“No society can survive without education; all sides should strive to make compromises so as to reach some agreements. Nigeria cannot afford the cost of keeping the universities shut for too long,” he said.
Another student, Boniface Mandung, urged government to consider ASUU’s request for more funds to the universities to boost their quality and prepare Nigerian graduates to compete with their counterparts in other parts of the world. Mr Ezra Peter, a 200 level student, on his part, decried the “slow pace of the negotiation between ASUU and the Federal Government”.
“The pace of the negotiation is very slow. The two sides are acting as if nothing is at stake. “No side appears to be in any particular hurry. I think this is odd and unfair to the students that are suffering the effect of the strike,” he said.
Miss Halimah Abdullahi, a student at the Abuja hostel, said that the Federal Government had the capacity to meet ASUU’s demands, if it was willing to do so.
“ASUU is not asking for the impossible; I have seen what they are asking for and I am convinced that government can meet all the demands if it is ready.
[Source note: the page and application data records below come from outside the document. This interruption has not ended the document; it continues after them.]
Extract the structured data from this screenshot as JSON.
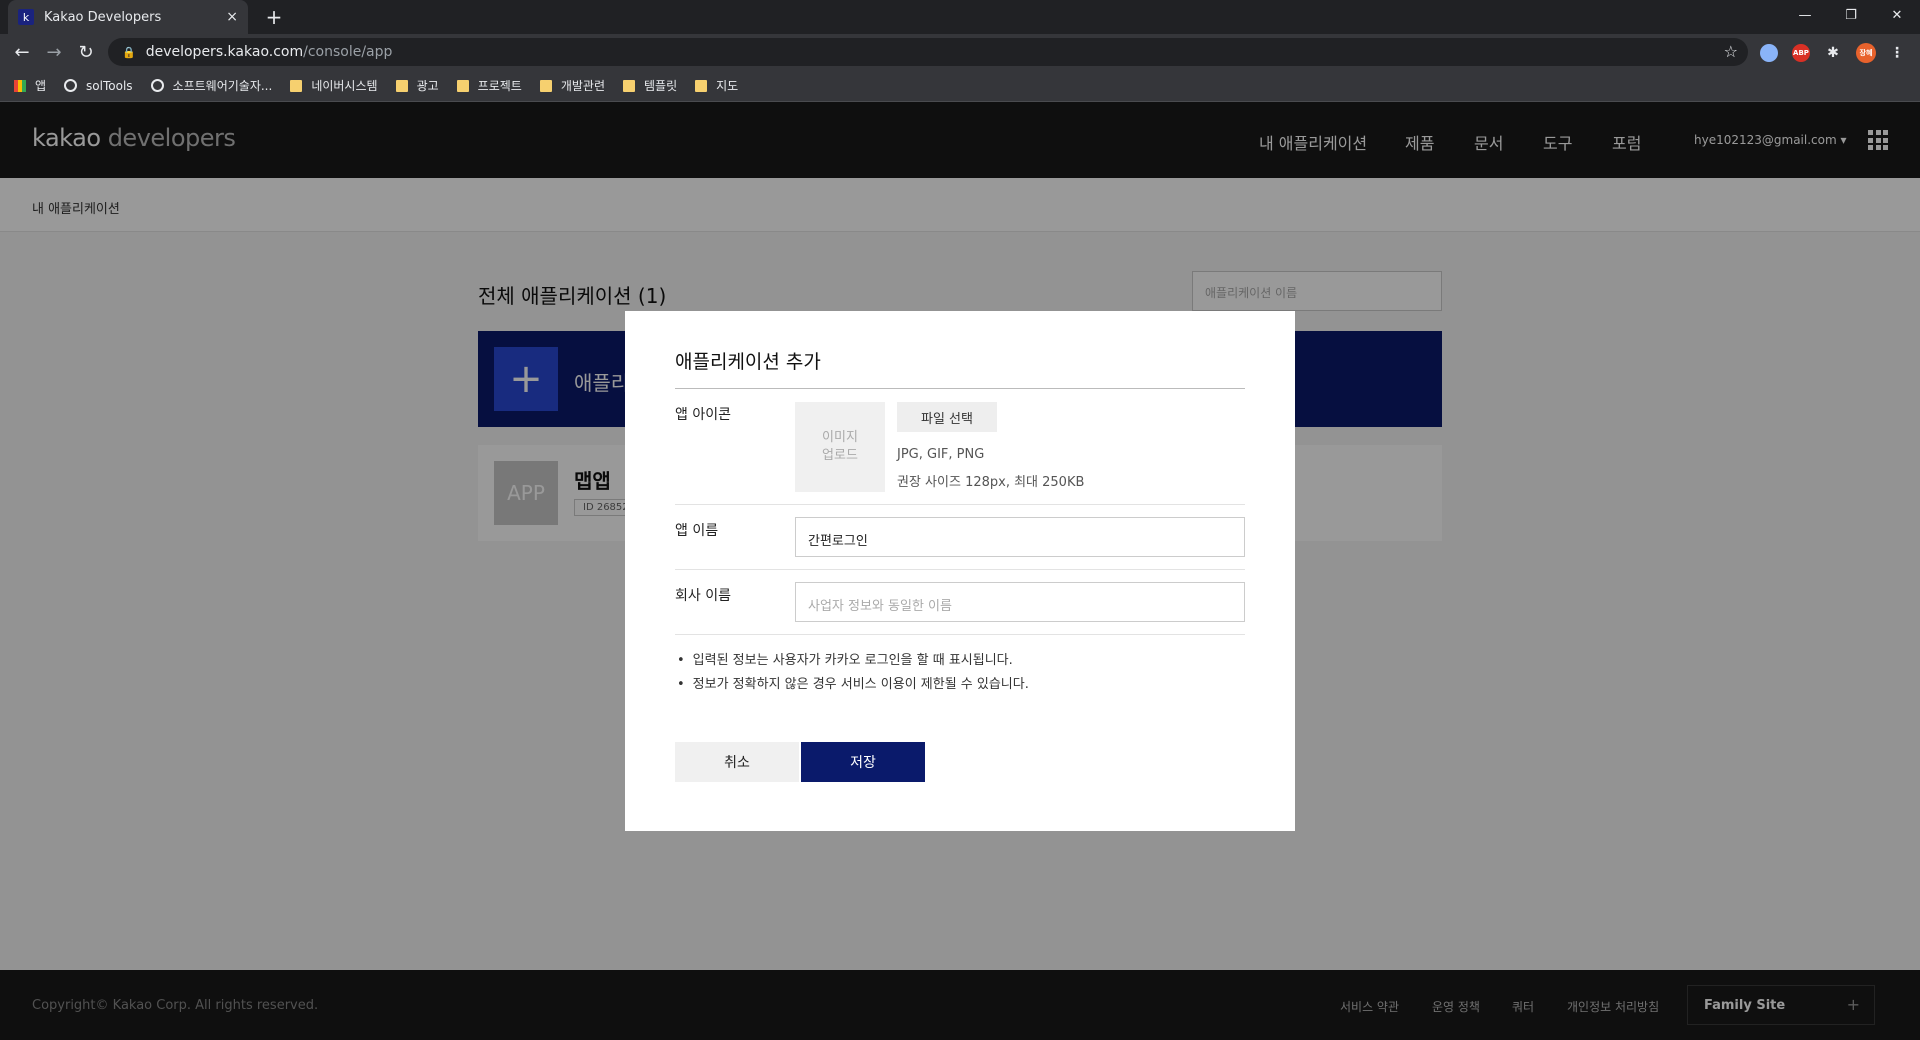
{
  "browser": {
    "tab_title": "Kakao Developers",
    "tab_favicon": "k",
    "tab_close": "×",
    "new_tab": "+",
    "url_host": "developers.kakao.com",
    "url_path": "/console/app",
    "bookmarks": [
      "앱",
      "solTools",
      "소프트웨어기술자...",
      "네이버시스템",
      "광고",
      "프로젝트",
      "개발관련",
      "템플릿",
      "지도"
    ],
    "ext_abp": "ABP",
    "profile": "장혜"
  },
  "gnb": {
    "logo_a": "kakao",
    "logo_b": " developers",
    "nav": [
      "내 애플리케이션",
      "제품",
      "문서",
      "도구",
      "포럼"
    ],
    "user": "hye102123@gmail.com"
  },
  "breadcrumb": "내 애플리케이션",
  "main": {
    "heading": "전체 애플리케이션 (1)",
    "search_placeholder": "애플리케이션 이름",
    "add_label": "애플리",
    "app_thumb": "APP",
    "app_name": "맵앱",
    "app_id": "ID 26852"
  },
  "modal": {
    "title": "애플리케이션 추가",
    "icon_label": "앱 아이콘",
    "image_upload_1": "이미지",
    "image_upload_2": "업로드",
    "file_button": "파일 선택",
    "hint_1": "JPG, GIF, PNG",
    "hint_2": "권장 사이즈 128px, 최대 250KB",
    "name_label": "앱 이름",
    "name_value": "간편로그인",
    "company_label": "회사 이름",
    "company_placeholder": "사업자 정보와 동일한 이름",
    "note_1": "입력된 정보는 사용자가 카카오 로그인을 할 때 표시됩니다.",
    "note_2": "정보가 정확하지 않은 경우 서비스 이용이 제한될 수 있습니다.",
    "cancel": "취소",
    "save": "저장"
  },
  "footer": {
    "copyright": "Copyright© Kakao Corp. All rights reserved.",
    "links": [
      "서비스 약관",
      "운영 정책",
      "쿼터",
      "개인정보 처리방침"
    ],
    "family_site": "Family Site"
  }
}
All that is required is understanding and sincere commitment,” she said.
Contacted, Dr. Lazarus Maigoro, Chairman of the university’s chapter of ASUU, said that the lecturers’ demands were in the interest of the students and the entire education system.
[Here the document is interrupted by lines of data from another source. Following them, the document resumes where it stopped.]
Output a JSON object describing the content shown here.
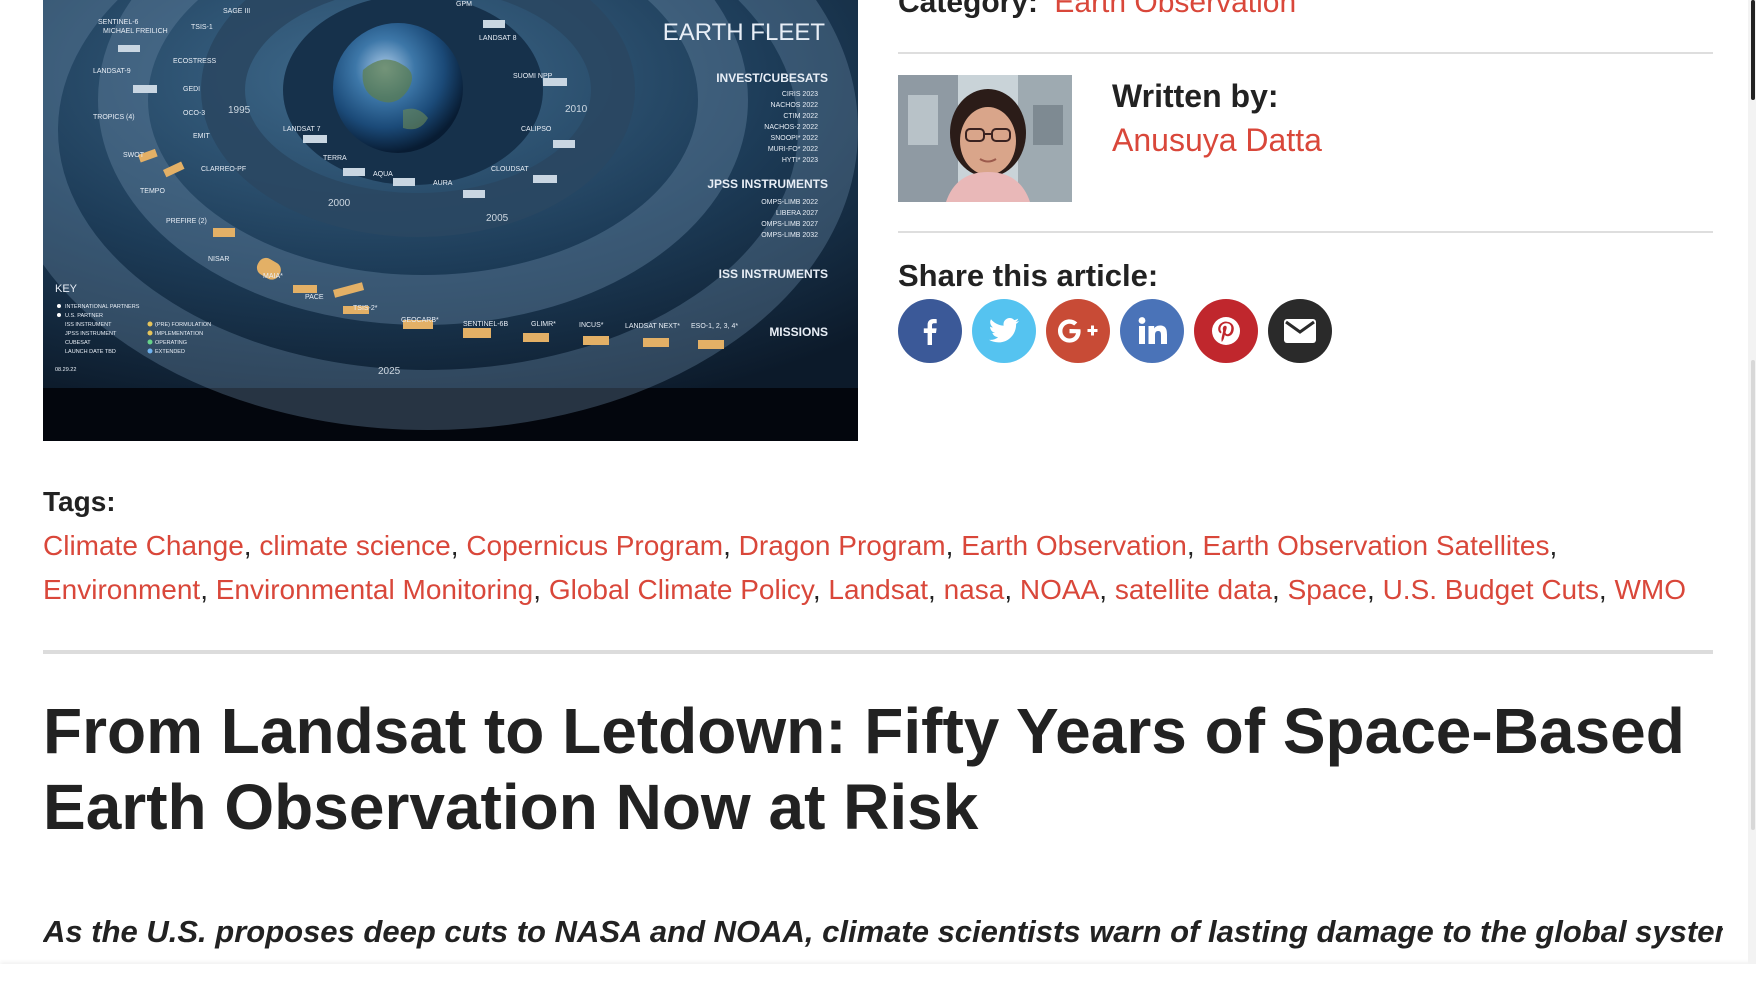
{
  "meta": {
    "category_label": "Category:",
    "category_value": "Earth Observation",
    "written_by_label": "Written by:",
    "author_name": "Anusuya Datta",
    "share_label": "Share this article:"
  },
  "share_buttons": [
    {
      "name": "facebook",
      "color": "#3b5998"
    },
    {
      "name": "twitter",
      "color": "#55c3f0"
    },
    {
      "name": "google-plus",
      "color": "#c84b36"
    },
    {
      "name": "linkedin",
      "color": "#4a73b8"
    },
    {
      "name": "pinterest",
      "color": "#c0272d"
    },
    {
      "name": "email",
      "color": "#2a2a2a"
    }
  ],
  "tags": {
    "label": "Tags:",
    "items": [
      "Climate Change",
      "climate science",
      "Copernicus Program",
      "Dragon Program",
      "Earth Observation",
      "Earth Observation Satellites",
      "Environment",
      "Environmental Monitoring",
      "Global Climate Policy",
      "Landsat",
      "nasa",
      "NOAA",
      "satellite data",
      "Space",
      "U.S. Budget Cuts",
      "WMO"
    ]
  },
  "article": {
    "title": "From Landsat to Letdown: Fifty Years of Space-Based Earth Observation Now at Risk",
    "lead": "As the U.S. proposes deep cuts to NASA and NOAA, climate scientists warn of lasting damage to the global systems we"
  },
  "hero_image": {
    "title": "EARTH FLEET",
    "sections": [
      "INVEST/CUBESATS",
      "JPSS INSTRUMENTS",
      "ISS INSTRUMENTS",
      "MISSIONS"
    ],
    "invest_items": [
      "CIRIS 2023",
      "NACHOS 2022",
      "CTIM 2022",
      "NACHOS-2 2022",
      "SNOOPI* 2022",
      "MURI-FO* 2022",
      "HYTI* 2023"
    ],
    "jpss_items": [
      "OMPS-LIMB 2022",
      "LIBERA 2027",
      "OMPS-LIMB 2027",
      "OMPS-LIMB 2032"
    ],
    "years": [
      "1995",
      "2000",
      "2005",
      "2010",
      "2025"
    ],
    "satellites_outer": [
      "SENTINEL-6 MICHAEL FREILICH",
      "TSIS-1",
      "SAGE III",
      "GPM",
      "LANDSAT 8",
      "SUOMI NPP",
      "CALIPSO",
      "CLOUDSAT",
      "AURA",
      "AQUA",
      "TERRA",
      "LANDSAT 7"
    ],
    "satellites_mid": [
      "LANDSAT-9",
      "ECOSTRESS",
      "GEDI",
      "OCO-3",
      "EMIT",
      "CLARREO-PF",
      "TROPICS (4)",
      "SWOT",
      "TEMPO",
      "PREFIRE (2)",
      "NISAR",
      "MAIA*",
      "PACE",
      "TSIS-2*",
      "GEOCARB*",
      "SENTINEL-6B",
      "GLIMR*",
      "INCUS*",
      "LANDSAT NEXT*",
      "ESO-1, 2, 3, 4*"
    ],
    "key_label": "KEY",
    "key_items": [
      "INTERNATIONAL PARTNERS",
      "U.S. PARTNER",
      "ISS INSTRUMENT",
      "JPSS INSTRUMENT",
      "CUBESAT",
      "LAUNCH DATE TBD",
      "(PRE) FORMULATION",
      "IMPLEMENTATION",
      "OPERATING",
      "EXTENDED"
    ],
    "date_stamp": "08.29.22"
  }
}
“We are asking for more funding so as to have quality education. The ASUU strike morass “We are also not happy that government is planning to increase tuition fee for the students in the guise of sharing responsibility with parents.
“We are also angry that some universities have not been regular in the payment of salaries to lecturers. “We have signed lots of agreements with the government, but they have always refused to implement them. We want government to keep its side of the bargain,” he said.
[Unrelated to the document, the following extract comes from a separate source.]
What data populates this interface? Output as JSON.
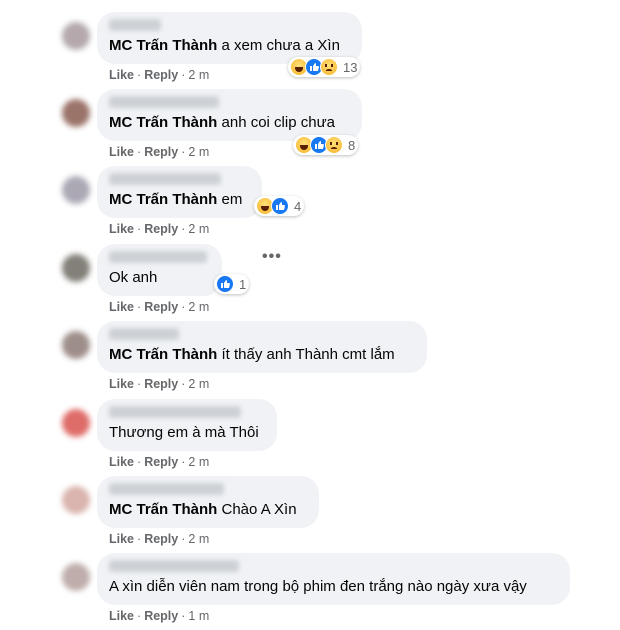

On the possibility of ending the strike soon, Maigoro said that he had no idea. “As it is, I cannot tell you anything definite because government’s chief negotiator, Dr. Wale Babalakin, appears to be more interested in frustrating us.
“He does not appear serious about settling the issues, or even in engaging ASUU in serious discussions. “Generally, we find him a bit arrogant; from what we have been told, he very often refuses to show up for some of the meetings,” he alleged.
Maigoro advised stakeholders and other members of the society to plead with the government to address the issues, saying that the university lecturers were anxious to return to the classes but were waiting for the right thing to be done.
The lecturers embarked on the strike on Nov. 5, and have vowed to remain at home until their demands are met.
But Babalakin has dismissed claims that his team had proposed to introduce huge tuition fees to students. The Chief Negotiator, in an interview with newsmen, said that introducing tuition fees was not part of the committee’s mandate, and wondered where ASUU officials were getting the “outrageous figures” from.
He reaffirmed his committee’s commitment to the negotiations that started last week, and promised that “positive results will emerge soon”.